Sandeep Upadhyay, senior vice-president and head of infrastructure solutions group, Centrum Capital
The announcement of award of 1 Lakh KMs of road projects and 5 UMPPs seems ambitious and adequate caution should be exercised in ensuring the provisioning of Means of Finance and all the regulatory clearances and approvals to be in place for these projects before initiating the bid process.
Vinay Khattar, Associate Director and Head of Research, Edelweiss
Primarily talking about stocks, most infrastructure stocks have run up significantly on the Road, Power, EPC players, Port companies, as well as companies on the Railway side. This, in anticipation of these budget announcements. So in the short term there could be neutral to negative reactions given that the run up has already been factored-in . But in the long term, a number of stocks could be multi-baggers even at the levels that they are in, and hence when one invests in any of these stocks or sectors, it should be with a 3-5 year view. The story from that period of time frame looks extremely compelling.

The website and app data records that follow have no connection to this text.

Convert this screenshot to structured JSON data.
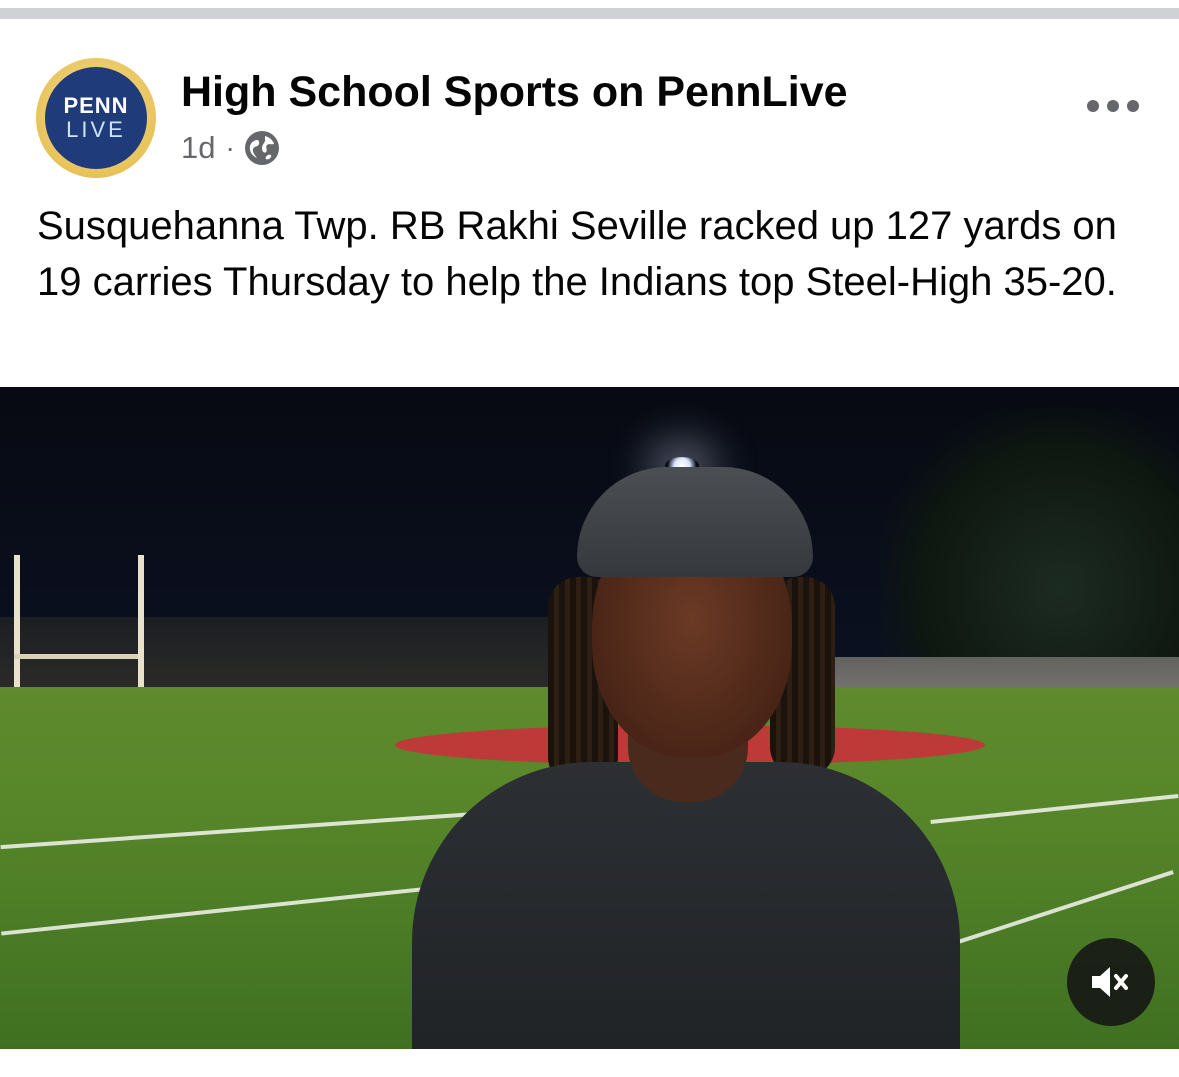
{
  "post": {
    "page_name": "High School Sports on PennLive",
    "timestamp": "1d",
    "separator": "·",
    "audience_icon": "globe-icon",
    "more_icon": "more-options-icon",
    "text": "Susquehanna Twp. RB Rakhi Seville racked up 127 yards on 19 carries Thursday to help the Indians top Steel-High 35-20."
  },
  "avatar": {
    "line1": "PENN",
    "line2": "LIVE",
    "colors": {
      "ring": "#e8c35a",
      "fill": "#1f3b7a"
    }
  },
  "video": {
    "mute_icon": "speaker-muted-icon",
    "muted": true
  },
  "colors": {
    "divider": "#cfd1d5",
    "primary_text": "#050505",
    "secondary_text": "#65676b"
  }
}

Jayant Manglik, President-retail distribution, Religare Securities
The merger of the commodities market regulator with Sebi was announced in the budget. On its own the FMC has done an outstanding job till now. Last year it was brought under the finance ministry and with the FLSRC recommendation its merger with Sebi was almost inevitable. The effective merger will probably take several months as it may have to be referred to a Standing Committee of the Finance Ministry.
Sebi as an autonomous regulator will, of course, be a big advantage for the commodities industry going forward. It will also help in faster integration of the commodities futures industry into the financial trading landscape. I am sure Sebi will also be well equipped to handle the new challenges which come with the introduction of a new product line under its regulatory oversight.
Objectively, it could lead to the merging of the FCRA with SCRA and therefore faster introduction of new products in commodities like options and indices trading. Eventually this could also mean a common clearing house across assets, giving people access to all trading assets.
Ajay Garg, managing director, Equirus Capital
The capital infusion in the public sector bank of about Rs 8,000 crore is much lower than the expectation of Rs 12,000 crore plus. At the same time including large NBFCs in Sarfesi and removing the distinction between FDI/FII will help private sector banks like Axis Bank.
Surabhi Arora, associate director, Research, Colliers International
The rationalization of capital gain tax regime for REITs is a positive move. This will help to make REITs more financially viable for Indian markets and further push introduction real estate investment trusts (REITs) in the Indian market. REITs’ introduction in the Indian market would not only offer the much-talked-about benefits but also many long-term benefits. If we look at the prevailing situation in the real estate industry, there is no fixed income instrument in the market which provides inflation hedged returns and capital appreciation both. And due to lack of this a significant amount of savings are channelized into gold and speculative real estate transactions. And do not form part of the saving pool and are treated as consumption as part of macro-economic indicators.
A publicly traded REIT will convert such un-productive consumption into a productive asset class. Also REITs will ensure full utilization of such assets and un-lock capital not just for corporates and real estate developers but more importantly for public sector institutions. This will therefore result in formation of capital assets leading to better productivity and greater employment.